As expected, frame rates dropped significantly with effects set to Ultra, as the Radius eked out just 16 fps.
The Toshiba Satellite Radius P55W lasted 6 hours and 54 minutes on the Laptop Mag Battery Test (continuous Web surfing over Wi-Fi at 100 nits), beating the 6:33 mainstream average. It also outlasted the Lenovo Flex 2 15 (5:07) and the Dell Inspiron 15 5000 (5:04).
Software and Warranty
Click to EnlargeToshiba preloaded a robust suite of utilities and apps for maintenance and multimedia purposes. Toshiba Central offers a user guide for your specific laptop along with hubs to purchase various accessories and peripherals. Toshiba Favorites is a Web hub of Toshiba-friendly apps such as Rdio, Crackle and Vudu.
The sMedio Trulink+-powered Toshiba Media Player aggregates all your multimedia content, including photos, music and videos, for quick and easy access. Book Place is the company's a la carte book service that enables bookworms to purchase a tome and access it across numerous devices for later consumption. (Just stick with Amazon.)
Toshiba added a few third-party apps, including Netflix, Zinio Reader, Evernote Touch, Kindle, Hulu Plus, iHeartRadio and Next Issue Magazines. Toshiba also throws in a 12-month subscription of Norton Anti-Virus software.
The Toshiba Satellite Radius P55W comes with a one-year limited warranty.
Click to EnlargeThe review unit of the Satellite Radius P55W (P55W-B5224) I received was configured with a 2-GHz Intel Core i7-4510U processor with 8GB of RAM, a 1TB 5,400-rpm hard drive and Mobile Intel HD Graphics.

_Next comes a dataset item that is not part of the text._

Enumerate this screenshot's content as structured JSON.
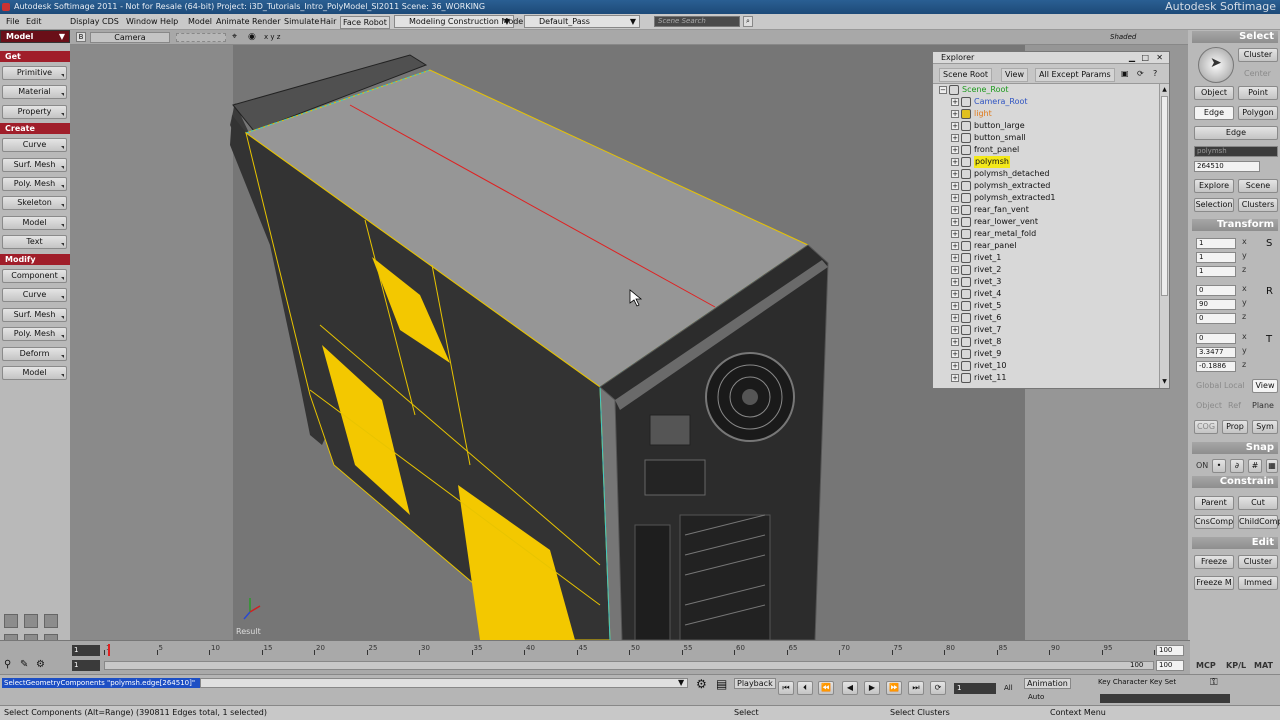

On Toshiba's site, it's listed for $1,048, but can be found for as low as $899 on Best Buy.
The base model (P55W-B5220), which costs $799 at Best Buy, has a 1.7-GHz Intel Core i5-4210U CPU, 8GB of RAM, a 750GB 5,400-rpm hard drive and Mobile Intel HD Graphics.
Toshiba also offers through its site the $899 Satellite Radius P50W-BST2N22, which has a Core i5-4210U processor, 12GB of RAM and a 1TB, 5,400-rpm hard drive.
Click to EnlargeToshiba has a winner on its hands with the Satellite Radius P55W. This attractive multimedia notebook gives solid performance and can go from work to play and back again with the flip of a hinge. You probably won't use this system in tablet mode often, but it's nice to know you can kick back with a touch-screen game or watch a flick without the keyboard getting in the way. This hybrid also offers a crisp display, excellent audio quality and good battery life.
More budget-minded buyers should check out the $529 Lenovo Flex 2 15, which is $370 less than the Radius -- but has half the flexibility. It also has a less colorful display and shorter battery life. If you're searching for a truly versatile laptop in a 15.6-inch size, I recommend saving up for a Toshiba Satellite Radius P55W.